Today is Double Ten — 10th day of the 10th month, which is the National Day for the Republic of China. Do not confuse this with October 1st, which is the anniversary of the founding of the People’s Republic of China. Confusing, perhaps, especially if you haven’t figured out the rather convoluted history of China’s past century, but an important distinction this is.
On 10th October, 1911, a bunch of young officers in Wuchang (a part of contemporary Wuhan in central China) started an uprising that eventually caused a domino effect that brought about the fall of the Qing dynasty, and with it, 2000 years of imperial rule in China. Although the name Republic of China is now under considerable debate in Taiwan, there’s no realistic way of dropping it any time soon, since it is essentially the most important defense against an invasion from the PRC, oddly enough. Should the government here ever decide to, for example, change the name to the Republic of Taiwan, missiles will fly over the Taiwan strait and all hell will break loose. Yet, this year at the celebrations, the president, who hails from the party that favours eventual independence, didn’t even mention Republic of China a single time. It’s a political mess that nobody knows how to solve.

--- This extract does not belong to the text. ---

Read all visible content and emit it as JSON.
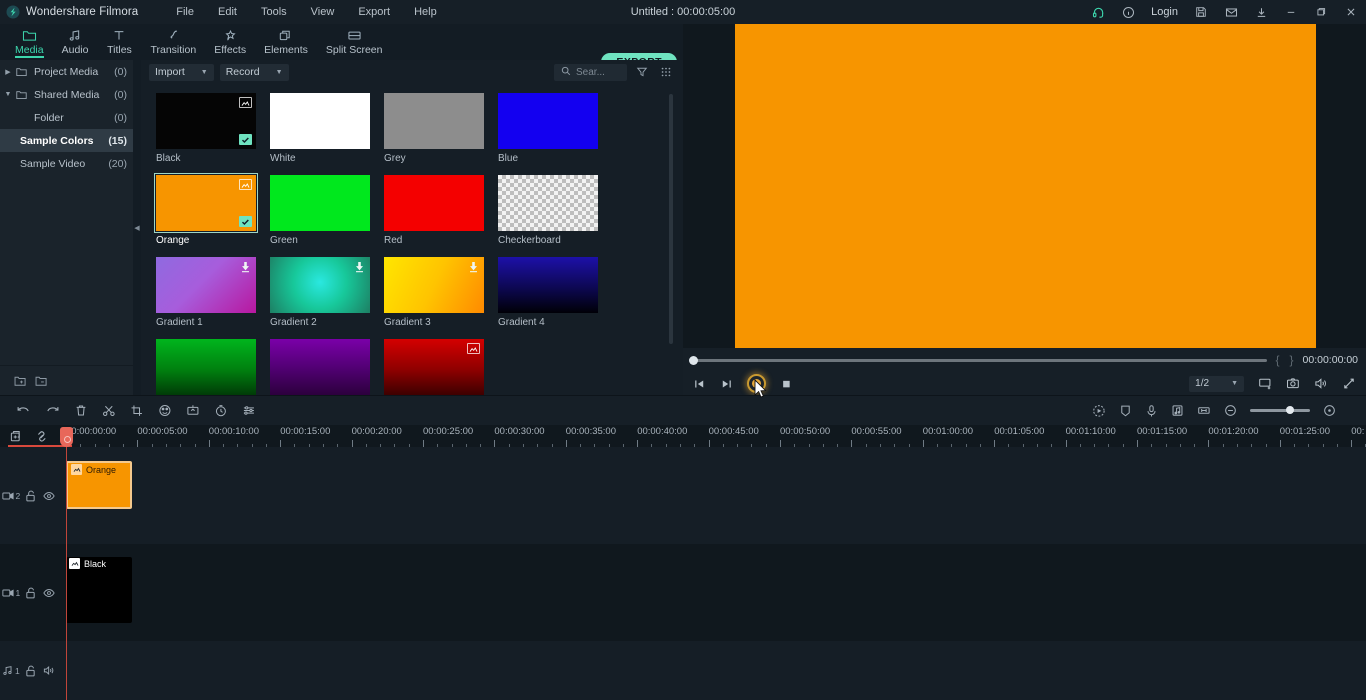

The division of the country which happened when the Kuomingtang forces fled the mainland and retreated to Taiwan after losing the civil war to the communists in 1949 meant that there were two governments that claimed China as its own. This issue has persisted to this day, and is the reason why, say, wrappers with “Yunnan” printed on them couldn’t be shipped to Taiwan with the tea cakes they came with, or why yixing pots with “Yixing, China” stamped on the bottom had to be smuggled in using fishing boats during the 60s and 70s. While things are a bit more open now, flying from Taiwan to Shanghai, which should only be an hour direct, still takes you through a detour to Hong Kong, Macau, or Okinawa, and shipping stuff across the little Taiwan strait is still never a guaranteed thing.

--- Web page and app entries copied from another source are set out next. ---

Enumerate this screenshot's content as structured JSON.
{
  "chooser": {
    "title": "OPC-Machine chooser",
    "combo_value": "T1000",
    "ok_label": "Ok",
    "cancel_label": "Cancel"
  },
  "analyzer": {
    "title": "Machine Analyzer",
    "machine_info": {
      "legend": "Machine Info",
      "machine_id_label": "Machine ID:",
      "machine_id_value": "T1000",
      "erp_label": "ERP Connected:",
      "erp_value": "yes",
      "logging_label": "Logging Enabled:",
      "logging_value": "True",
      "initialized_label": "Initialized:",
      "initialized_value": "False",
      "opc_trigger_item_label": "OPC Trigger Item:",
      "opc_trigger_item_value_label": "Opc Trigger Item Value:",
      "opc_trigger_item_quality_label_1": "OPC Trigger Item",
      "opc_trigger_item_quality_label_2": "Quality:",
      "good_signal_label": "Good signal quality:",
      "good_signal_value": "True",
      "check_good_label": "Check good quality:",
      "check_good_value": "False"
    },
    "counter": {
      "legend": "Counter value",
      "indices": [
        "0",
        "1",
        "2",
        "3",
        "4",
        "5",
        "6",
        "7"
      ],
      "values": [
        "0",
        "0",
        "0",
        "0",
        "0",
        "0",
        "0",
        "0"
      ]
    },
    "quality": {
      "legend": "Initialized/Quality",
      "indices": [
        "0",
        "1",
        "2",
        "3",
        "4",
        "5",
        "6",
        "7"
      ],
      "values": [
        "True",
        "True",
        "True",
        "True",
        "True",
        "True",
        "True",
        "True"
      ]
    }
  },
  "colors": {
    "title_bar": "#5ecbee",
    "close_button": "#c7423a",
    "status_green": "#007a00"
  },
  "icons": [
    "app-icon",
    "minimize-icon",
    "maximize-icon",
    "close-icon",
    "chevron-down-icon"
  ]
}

Still, the division probably kept tea culture alive in a way that it wouldn’t have otherwise. While China went through the turbulent 60s and 70s, Taiwan was making quite a name in the tea trade with its high mountain oolong and developments of new techniques and processes to make tea. After China opened up in the late 70s, many Taiwanese tea makers eventually made their way across and provided expertise in tea making, capital, and marketing. Tenfu, probably the biggest privately owned retailer of tea in China, is run by a Taiwanese businessman, and they’re hardly alone. I was told that many farms in Fujian are Taiwanese owned, or at least have some Taiwanese involvement. Many well known Yixing pot dealers are Taiwanese. In the mid-90s, it was largely because of Taiwanese interest in puerh that drove it to what it is today. Whether that’s good or bad is up for individual assessment, but one cannot deny that it has been an important and close relationship between the two sides in terms of tea production and changes in the market. The fact that both sides share the same language and heritage (while some might argue this part) has made this all possible.

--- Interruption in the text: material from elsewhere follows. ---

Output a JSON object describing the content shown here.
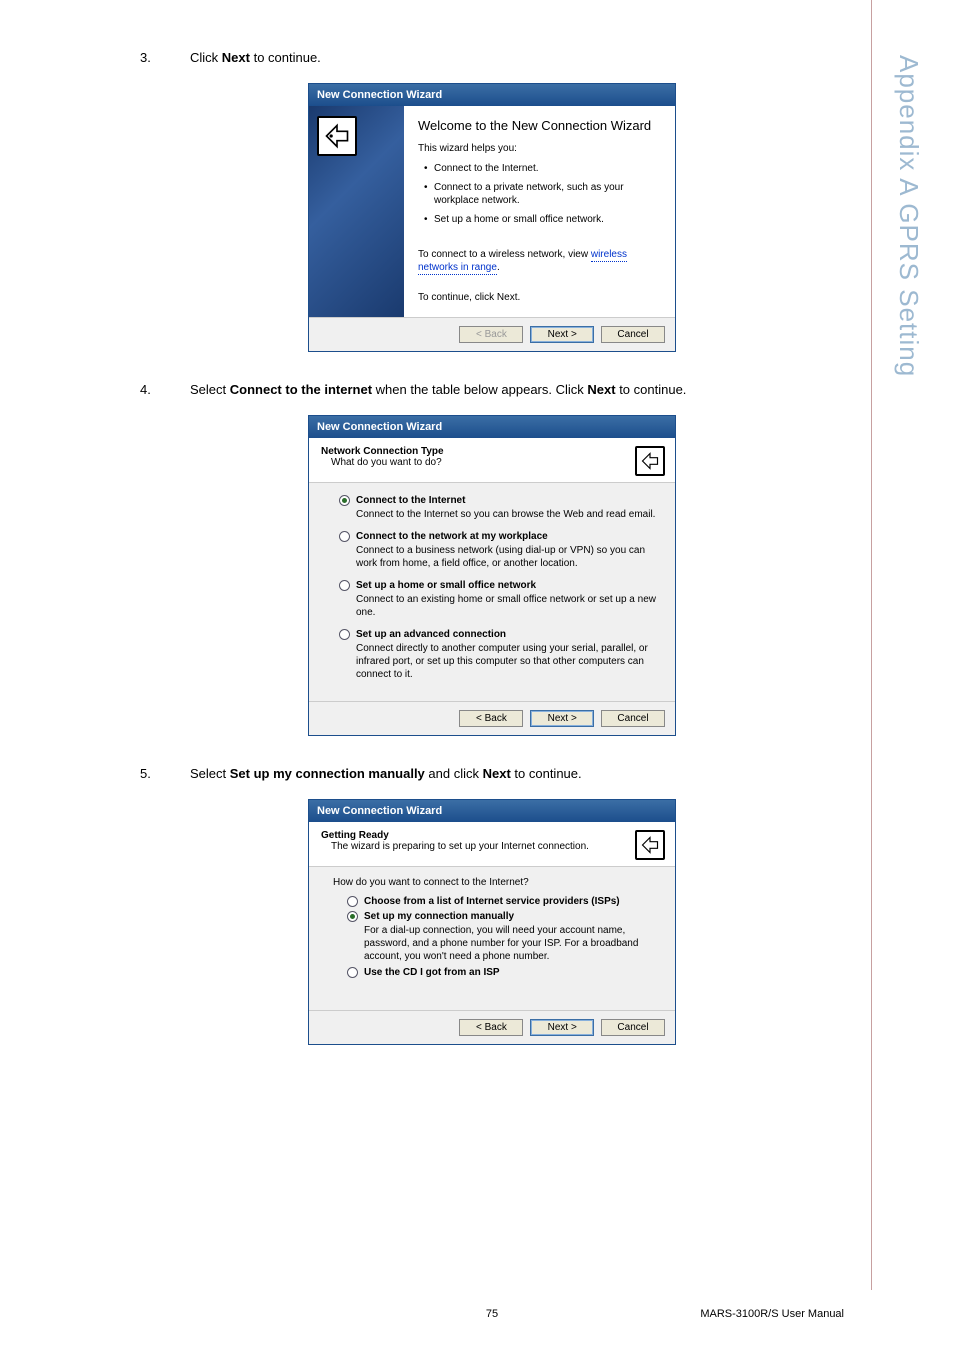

How this will eventually be resolved, nobody knows, but until then, let’s drink a cup in celebration, and hope for the eventual and most importantly peaceful resolution of a 60 years old problem.